• [TO DO]:
The answer must be every entry below, word for word, with the pictures left out.

——————

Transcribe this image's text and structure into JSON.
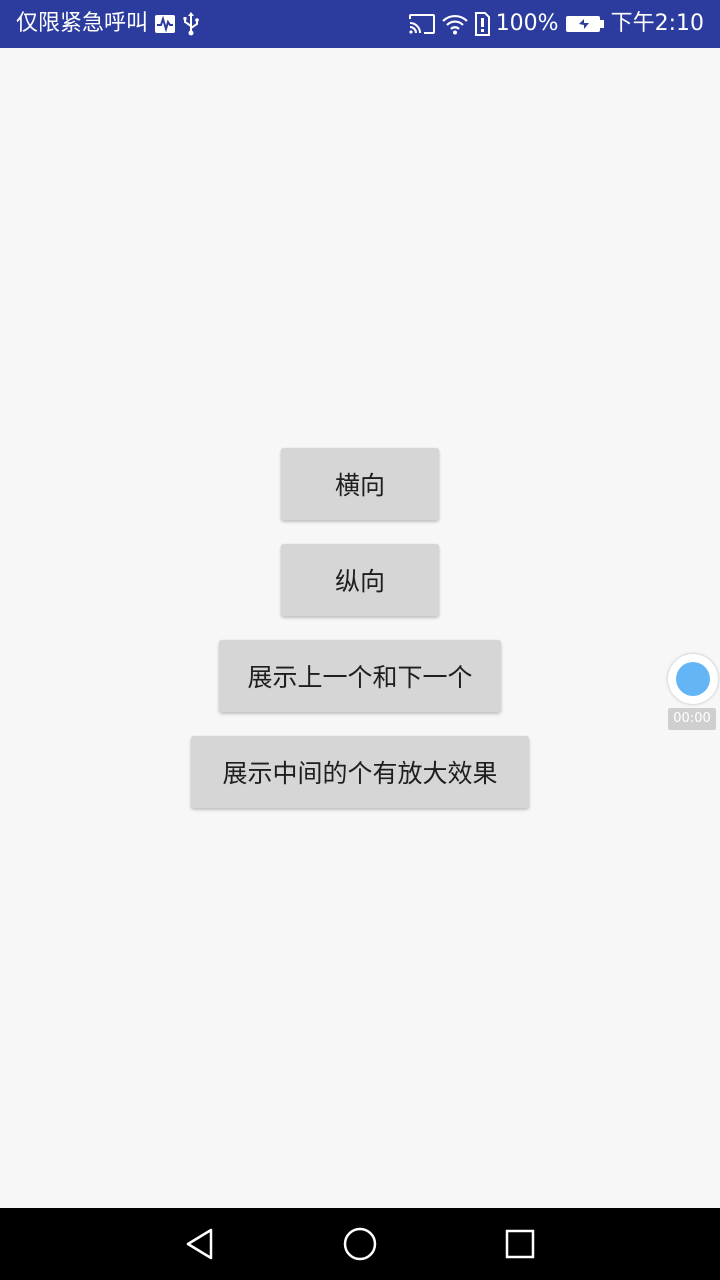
{
  "status_bar": {
    "carrier_text": "仅限紧急呼叫",
    "battery_text": "100%",
    "time": "下午2:10",
    "icons": [
      "activity-icon",
      "usb-icon",
      "cast-icon",
      "wifi-icon",
      "alert-icon",
      "battery-charging-icon"
    ]
  },
  "buttons": {
    "horizontal": "横向",
    "vertical": "纵向",
    "prev_next": "展示上一个和下一个",
    "center_zoom": "展示中间的个有放大效果"
  },
  "recorder": {
    "time": "00:00"
  },
  "nav": {
    "icons": [
      "back-icon",
      "home-icon",
      "recents-icon"
    ]
  },
  "colors": {
    "status_bar": "#2c3c9e",
    "background": "#f7f7f7",
    "button": "#d6d6d6",
    "recorder_accent": "#64b5f6",
    "nav_bar": "#000000"
  }
}
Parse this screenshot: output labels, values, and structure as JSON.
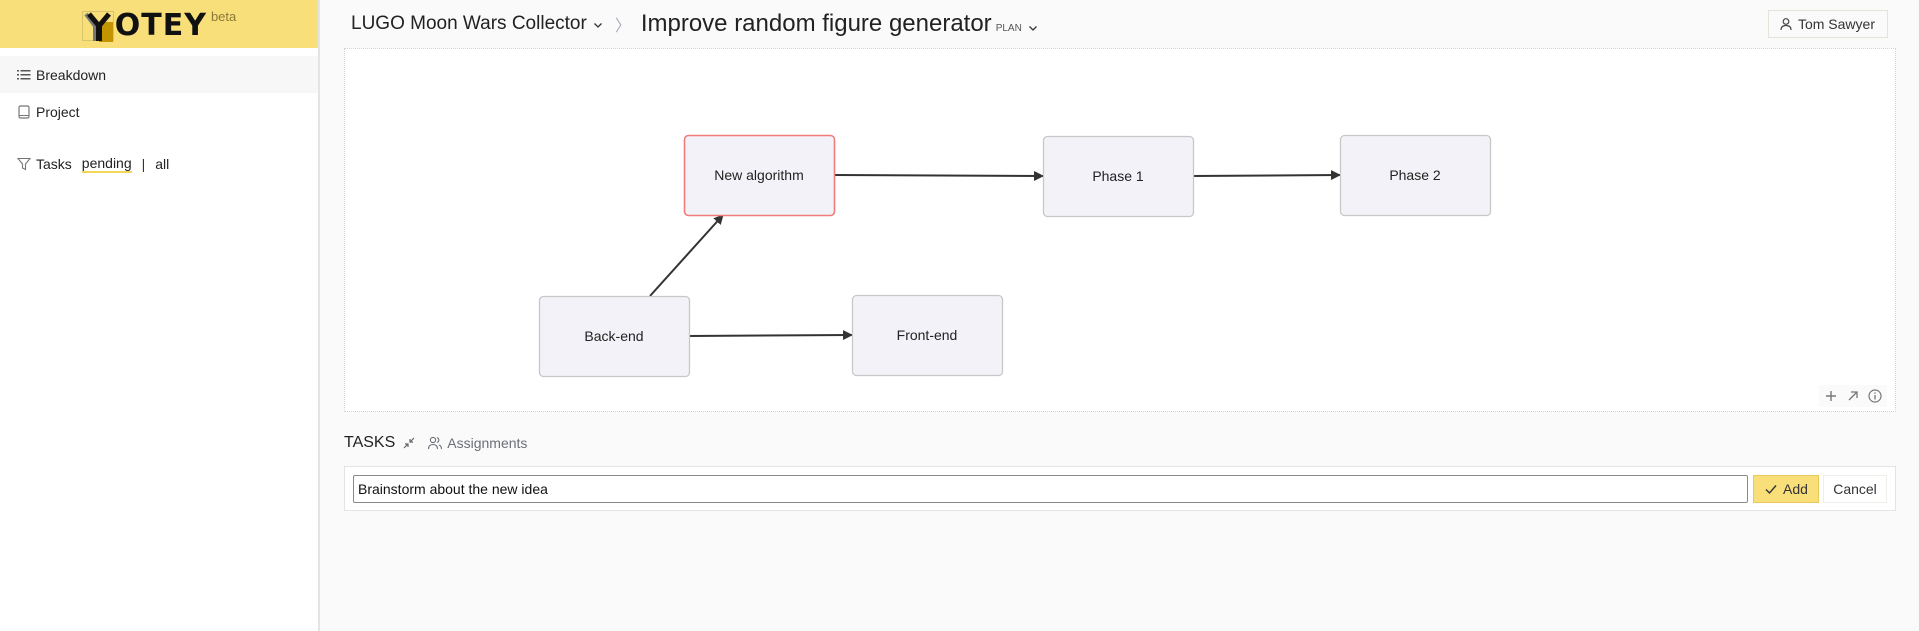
{
  "app": {
    "logo_text": "OTEY",
    "logo_badge": "beta",
    "brand_color": "#f8df7a"
  },
  "sidebar": {
    "items": [
      {
        "label": "Breakdown",
        "icon": "list-icon",
        "active": true
      },
      {
        "label": "Project",
        "icon": "book-icon",
        "active": false
      }
    ],
    "filter": {
      "label": "Tasks",
      "icon": "filter-icon",
      "options": [
        "pending",
        "all"
      ],
      "selected": "pending",
      "separator": "|"
    }
  },
  "header": {
    "project": "LUGO Moon Wars Collector",
    "separator": "〉",
    "title": "Improve random figure generator",
    "badge": "PLAN",
    "user": "Tom Sawyer"
  },
  "diagram": {
    "nodes": [
      {
        "id": "new-algorithm",
        "label": "New algorithm",
        "highlighted": true
      },
      {
        "id": "phase-1",
        "label": "Phase 1",
        "highlighted": false
      },
      {
        "id": "phase-2",
        "label": "Phase 2",
        "highlighted": false
      },
      {
        "id": "back-end",
        "label": "Back-end",
        "highlighted": false
      },
      {
        "id": "front-end",
        "label": "Front-end",
        "highlighted": false
      }
    ],
    "edges": [
      {
        "from": "new-algorithm",
        "to": "phase-1"
      },
      {
        "from": "phase-1",
        "to": "phase-2"
      },
      {
        "from": "back-end",
        "to": "new-algorithm"
      },
      {
        "from": "back-end",
        "to": "front-end"
      }
    ],
    "tools": [
      "plus-icon",
      "expand-icon",
      "info-icon"
    ],
    "highlight_color": "#f07c7c",
    "node_fill": "#f3f2f8",
    "node_stroke": "#c8c8c8"
  },
  "tasks": {
    "title": "TASKS",
    "assignments_label": "Assignments",
    "input_value": "Brainstorm about the new idea",
    "add_label": "Add",
    "cancel_label": "Cancel"
  }
}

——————

• [REPLY]:
Transcribe this image's text and structure into JSON.
{
  "status_bar": {
    "carrier_text": "仅限紧急呼叫",
    "battery_text": "100%",
    "time": "下午2:10",
    "icons": [
      "activity-icon",
      "usb-icon",
      "cast-icon",
      "wifi-icon",
      "alert-icon",
      "battery-charging-icon"
    ]
  },
  "buttons": {
    "horizontal": "横向",
    "vertical": "纵向",
    "prev_next": "展示上一个和下一个",
    "center_zoom": "展示中间的个有放大效果"
  },
  "recorder": {
    "time": "00:00"
  },
  "nav": {
    "icons": [
      "back-icon",
      "home-icon",
      "recents-icon"
    ]
  },
  "colors": {
    "status_bar": "#2c3c9e",
    "background": "#f7f7f7",
    "button": "#d6d6d6",
    "recorder_accent": "#64b5f6",
    "nav_bar": "#000000"
  }
}
Parse this screenshot: output labels, values, and structure as JSON.
{
  "app": {
    "logo_text": "OTEY",
    "logo_badge": "beta",
    "brand_color": "#f8df7a"
  },
  "sidebar": {
    "items": [
      {
        "label": "Breakdown",
        "icon": "list-icon",
        "active": true
      },
      {
        "label": "Project",
        "icon": "book-icon",
        "active": false
      }
    ],
    "filter": {
      "label": "Tasks",
      "icon": "filter-icon",
      "options": [
        "pending",
        "all"
      ],
      "selected": "pending",
      "separator": "|"
    }
  },
  "header": {
    "project": "LUGO Moon Wars Collector",
    "separator": "〉",
    "title": "Improve random figure generator",
    "badge": "PLAN",
    "user": "Tom Sawyer"
  },
  "diagram": {
    "nodes": [
      {
        "id": "new-algorithm",
        "label": "New algorithm",
        "highlighted": true
      },
      {
        "id": "phase-1",
        "label": "Phase 1",
        "highlighted": false
      },
      {
        "id": "phase-2",
        "label": "Phase 2",
        "highlighted": false
      },
      {
        "id": "back-end",
        "label": "Back-end",
        "highlighted": false
      },
      {
        "id": "front-end",
        "label": "Front-end",
        "highlighted": false
      }
    ],
    "edges": [
      {
        "from": "new-algorithm",
        "to": "phase-1"
      },
      {
        "from": "phase-1",
        "to": "phase-2"
      },
      {
        "from": "back-end",
        "to": "new-algorithm"
      },
      {
        "from": "back-end",
        "to": "front-end"
      }
    ],
    "tools": [
      "plus-icon",
      "expand-icon",
      "info-icon"
    ],
    "highlight_color": "#f07c7c",
    "node_fill": "#f3f2f8",
    "node_stroke": "#c8c8c8"
  },
  "tasks": {
    "title": "TASKS",
    "assignments_label": "Assignments",
    "input_value": "Brainstorm about the new idea",
    "add_label": "Add",
    "cancel_label": "Cancel"
  }
}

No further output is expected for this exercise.